The Marines expect the attack to come this week or next, at the end of the Tet (lunar new year) ceasefire. The truce began at the end of last week, after five days of intermittent shelling of Khe Sanh by Giap’s long guns from North Viet Nam and rockets, mortars and recoilless rifles fired at closer range. The giant U.S. 175-mm. artillery at Camp Carroll and the Rockpile, another Marine base, answered back. U.S. fighter-bombers, many diverted from hitting North Viet Nam, rained down the heaviest explosive loads of the war on the enemy around Khe Sanh in more than 1,500 sorties. Among their targets was the village of Khe Sanh, located some two miles from the Marine camp. After a battalion-sized Communist attack on the village, Khe Sanh Commander Colonel David E. Lownds concluded that it was not defensible and pulled its garrison back into the base. Nearly 1,000 of its villagers were evacuated by C-123s and helicopters to Danang. When the Communists moved large guns into the village, U.S. pilots had no choice but to level it to the ground.

The Morning Inspection. Inside the base, Marines waited shoulder to shoulder in their trenches, bunkers and fighting holes all around the half-mile-wide perimeter. Everything in Khe Sanh is dug in, even the trucks: when not rolling they are parked radiator-deep in inclines bulldozed into the red clay. A morning inspection of the rolls of concertina wire circling the camp is mandatory: one night a squad of North Vietnamese crept up, neatly cut a passage through for future use, and replaced it to look as though nothing had been disturbed. Each day, as they wait, the Marines dig in deeper, filling shiny grey sandbags and adding more layers atop their bunkers, preparing for the inevitable moment when Giap makes the ultimate test of Khe Sanh’s defenses.

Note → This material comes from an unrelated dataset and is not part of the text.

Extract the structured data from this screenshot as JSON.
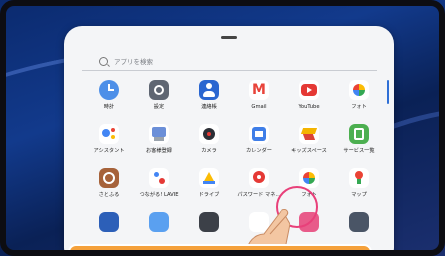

More Must-Reads from TIME

Contact us at letters@time.com